### What you need to do
What you return must match the material exactly, with every line present.

◆ ◆ ◆ ◆ ◆

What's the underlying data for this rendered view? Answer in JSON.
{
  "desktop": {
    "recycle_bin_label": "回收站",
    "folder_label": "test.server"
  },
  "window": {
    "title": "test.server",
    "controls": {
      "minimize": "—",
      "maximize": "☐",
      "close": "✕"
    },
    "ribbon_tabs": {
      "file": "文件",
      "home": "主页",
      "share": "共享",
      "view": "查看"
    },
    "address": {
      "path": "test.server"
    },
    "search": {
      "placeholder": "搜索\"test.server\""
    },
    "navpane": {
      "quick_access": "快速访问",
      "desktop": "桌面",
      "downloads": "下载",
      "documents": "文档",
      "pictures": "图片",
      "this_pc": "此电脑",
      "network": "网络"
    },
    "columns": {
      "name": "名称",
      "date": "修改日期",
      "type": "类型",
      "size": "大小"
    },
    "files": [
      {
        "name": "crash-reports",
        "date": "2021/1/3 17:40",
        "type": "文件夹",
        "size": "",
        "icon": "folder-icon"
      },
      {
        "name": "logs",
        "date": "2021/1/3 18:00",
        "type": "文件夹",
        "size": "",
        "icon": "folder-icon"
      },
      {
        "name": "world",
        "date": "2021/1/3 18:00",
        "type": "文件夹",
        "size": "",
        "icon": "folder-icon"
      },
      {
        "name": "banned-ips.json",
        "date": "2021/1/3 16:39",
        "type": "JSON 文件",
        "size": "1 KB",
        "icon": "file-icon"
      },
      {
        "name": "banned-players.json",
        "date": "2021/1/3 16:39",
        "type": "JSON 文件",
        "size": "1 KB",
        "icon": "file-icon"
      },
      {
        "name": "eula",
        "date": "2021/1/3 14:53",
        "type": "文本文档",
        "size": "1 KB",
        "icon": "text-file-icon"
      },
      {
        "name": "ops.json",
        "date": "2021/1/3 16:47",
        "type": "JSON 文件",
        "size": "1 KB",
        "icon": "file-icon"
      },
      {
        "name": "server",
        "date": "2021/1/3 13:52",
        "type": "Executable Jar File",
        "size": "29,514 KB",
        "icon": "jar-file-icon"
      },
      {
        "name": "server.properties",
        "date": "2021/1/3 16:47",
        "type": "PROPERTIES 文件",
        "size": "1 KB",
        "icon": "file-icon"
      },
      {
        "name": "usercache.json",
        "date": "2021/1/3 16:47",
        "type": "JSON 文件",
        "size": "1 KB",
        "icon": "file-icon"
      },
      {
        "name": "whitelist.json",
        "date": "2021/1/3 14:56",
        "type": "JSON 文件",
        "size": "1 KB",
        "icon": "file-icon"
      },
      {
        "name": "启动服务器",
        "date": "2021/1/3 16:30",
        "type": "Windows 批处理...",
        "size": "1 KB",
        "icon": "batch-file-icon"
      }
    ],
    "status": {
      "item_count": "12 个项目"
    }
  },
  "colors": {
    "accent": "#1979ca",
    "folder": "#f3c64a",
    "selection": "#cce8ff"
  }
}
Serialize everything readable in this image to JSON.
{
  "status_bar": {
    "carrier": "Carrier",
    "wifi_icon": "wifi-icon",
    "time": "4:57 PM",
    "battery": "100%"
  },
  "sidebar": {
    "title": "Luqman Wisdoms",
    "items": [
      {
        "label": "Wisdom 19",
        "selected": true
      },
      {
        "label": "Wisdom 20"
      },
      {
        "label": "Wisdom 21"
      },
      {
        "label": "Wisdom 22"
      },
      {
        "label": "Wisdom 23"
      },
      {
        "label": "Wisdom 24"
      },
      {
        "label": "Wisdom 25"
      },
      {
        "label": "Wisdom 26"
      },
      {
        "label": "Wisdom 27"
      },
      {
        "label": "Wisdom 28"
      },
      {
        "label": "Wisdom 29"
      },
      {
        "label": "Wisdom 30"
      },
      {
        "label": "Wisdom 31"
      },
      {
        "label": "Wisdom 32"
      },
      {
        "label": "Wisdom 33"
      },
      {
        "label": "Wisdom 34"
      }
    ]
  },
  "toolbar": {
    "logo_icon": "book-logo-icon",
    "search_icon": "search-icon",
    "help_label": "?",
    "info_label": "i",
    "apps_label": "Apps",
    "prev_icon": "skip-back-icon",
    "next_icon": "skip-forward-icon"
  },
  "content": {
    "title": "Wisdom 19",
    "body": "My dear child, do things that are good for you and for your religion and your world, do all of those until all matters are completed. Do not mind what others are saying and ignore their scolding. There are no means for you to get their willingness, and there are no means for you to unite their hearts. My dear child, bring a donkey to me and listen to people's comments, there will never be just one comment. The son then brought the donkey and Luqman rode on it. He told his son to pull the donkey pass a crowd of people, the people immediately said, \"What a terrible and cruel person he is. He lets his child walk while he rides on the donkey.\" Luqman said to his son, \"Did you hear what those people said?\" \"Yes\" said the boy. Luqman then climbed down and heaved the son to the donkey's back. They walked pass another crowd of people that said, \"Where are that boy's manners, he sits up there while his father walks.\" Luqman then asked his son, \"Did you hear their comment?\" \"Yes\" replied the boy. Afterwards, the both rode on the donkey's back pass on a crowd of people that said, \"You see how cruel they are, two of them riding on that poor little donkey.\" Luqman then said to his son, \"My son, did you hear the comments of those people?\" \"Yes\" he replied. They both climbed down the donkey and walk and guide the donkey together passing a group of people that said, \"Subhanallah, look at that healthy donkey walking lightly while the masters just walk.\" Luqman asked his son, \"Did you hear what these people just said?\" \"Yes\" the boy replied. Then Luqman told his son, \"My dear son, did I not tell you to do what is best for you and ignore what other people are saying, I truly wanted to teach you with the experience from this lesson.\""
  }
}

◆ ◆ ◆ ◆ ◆

### Exercise answer
What's the underlying data for this rendered view? Answer in JSON.
{
  "desktop": {
    "recycle_bin_label": "回收站",
    "folder_label": "test.server"
  },
  "window": {
    "title": "test.server",
    "controls": {
      "minimize": "—",
      "maximize": "☐",
      "close": "✕"
    },
    "ribbon_tabs": {
      "file": "文件",
      "home": "主页",
      "share": "共享",
      "view": "查看"
    },
    "address": {
      "path": "test.server"
    },
    "search": {
      "placeholder": "搜索\"test.server\""
    },
    "navpane": {
      "quick_access": "快速访问",
      "desktop": "桌面",
      "downloads": "下载",
      "documents": "文档",
      "pictures": "图片",
      "this_pc": "此电脑",
      "network": "网络"
    },
    "columns": {
      "name": "名称",
      "date": "修改日期",
      "type": "类型",
      "size": "大小"
    },
    "files": [
      {
        "name": "crash-reports",
        "date": "2021/1/3 17:40",
        "type": "文件夹",
        "size": "",
        "icon": "folder-icon"
      },
      {
        "name": "logs",
        "date": "2021/1/3 18:00",
        "type": "文件夹",
        "size": "",
        "icon": "folder-icon"
      },
      {
        "name": "world",
        "date": "2021/1/3 18:00",
        "type": "文件夹",
        "size": "",
        "icon": "folder-icon"
      },
      {
        "name": "banned-ips.json",
        "date": "2021/1/3 16:39",
        "type": "JSON 文件",
        "size": "1 KB",
        "icon": "file-icon"
      },
      {
        "name": "banned-players.json",
        "date": "2021/1/3 16:39",
        "type": "JSON 文件",
        "size": "1 KB",
        "icon": "file-icon"
      },
      {
        "name": "eula",
        "date": "2021/1/3 14:53",
        "type": "文本文档",
        "size": "1 KB",
        "icon": "text-file-icon"
      },
      {
        "name": "ops.json",
        "date": "2021/1/3 16:47",
        "type": "JSON 文件",
        "size": "1 KB",
        "icon": "file-icon"
      },
      {
        "name": "server",
        "date": "2021/1/3 13:52",
        "type": "Executable Jar File",
        "size": "29,514 KB",
        "icon": "jar-file-icon"
      },
      {
        "name": "server.properties",
        "date": "2021/1/3 16:47",
        "type": "PROPERTIES 文件",
        "size": "1 KB",
        "icon": "file-icon"
      },
      {
        "name": "usercache.json",
        "date": "2021/1/3 16:47",
        "type": "JSON 文件",
        "size": "1 KB",
        "icon": "file-icon"
      },
      {
        "name": "whitelist.json",
        "date": "2021/1/3 14:56",
        "type": "JSON 文件",
        "size": "1 KB",
        "icon": "file-icon"
      },
      {
        "name": "启动服务器",
        "date": "2021/1/3 16:30",
        "type": "Windows 批处理...",
        "size": "1 KB",
        "icon": "batch-file-icon"
      }
    ],
    "status": {
      "item_count": "12 个项目"
    }
  },
  "colors": {
    "accent": "#1979ca",
    "folder": "#f3c64a",
    "selection": "#cce8ff"
  }
}
Serialize everything readable in this image to JSON.
{
  "status_bar": {
    "carrier": "Carrier",
    "wifi_icon": "wifi-icon",
    "time": "4:57 PM",
    "battery": "100%"
  },
  "sidebar": {
    "title": "Luqman Wisdoms",
    "items": [
      {
        "label": "Wisdom 19",
        "selected": true
      },
      {
        "label": "Wisdom 20"
      },
      {
        "label": "Wisdom 21"
      },
      {
        "label": "Wisdom 22"
      },
      {
        "label": "Wisdom 23"
      },
      {
        "label": "Wisdom 24"
      },
      {
        "label": "Wisdom 25"
      },
      {
        "label": "Wisdom 26"
      },
      {
        "label": "Wisdom 27"
      },
      {
        "label": "Wisdom 28"
      },
      {
        "label": "Wisdom 29"
      },
      {
        "label": "Wisdom 30"
      },
      {
        "label": "Wisdom 31"
      },
      {
        "label": "Wisdom 32"
      },
      {
        "label": "Wisdom 33"
      },
      {
        "label": "Wisdom 34"
      }
    ]
  },
  "toolbar": {
    "logo_icon": "book-logo-icon",
    "search_icon": "search-icon",
    "help_label": "?",
    "info_label": "i",
    "apps_label": "Apps",
    "prev_icon": "skip-back-icon",
    "next_icon": "skip-forward-icon"
  },
  "content": {
    "title": "Wisdom 19",
    "body": "My dear child, do things that are good for you and for your religion and your world, do all of those until all matters are completed. Do not mind what others are saying and ignore their scolding. There are no means for you to get their willingness, and there are no means for you to unite their hearts. My dear child, bring a donkey to me and listen to people's comments, there will never be just one comment. The son then brought the donkey and Luqman rode on it. He told his son to pull the donkey pass a crowd of people, the people immediately said, \"What a terrible and cruel person he is. He lets his child walk while he rides on the donkey.\" Luqman said to his son, \"Did you hear what those people said?\" \"Yes\" said the boy. Luqman then climbed down and heaved the son to the donkey's back. They walked pass another crowd of people that said, \"Where are that boy's manners, he sits up there while his father walks.\" Luqman then asked his son, \"Did you hear their comment?\" \"Yes\" replied the boy. Afterwards, the both rode on the donkey's back pass on a crowd of people that said, \"You see how cruel they are, two of them riding on that poor little donkey.\" Luqman then said to his son, \"My son, did you hear the comments of those people?\" \"Yes\" he replied. They both climbed down the donkey and walk and guide the donkey together passing a group of people that said, \"Subhanallah, look at that healthy donkey walking lightly while the masters just walk.\" Luqman asked his son, \"Did you hear what these people just said?\" \"Yes\" the boy replied. Then Luqman told his son, \"My dear son, did I not tell you to do what is best for you and ignore what other people are saying, I truly wanted to teach you with the experience from this lesson.\""
  }
}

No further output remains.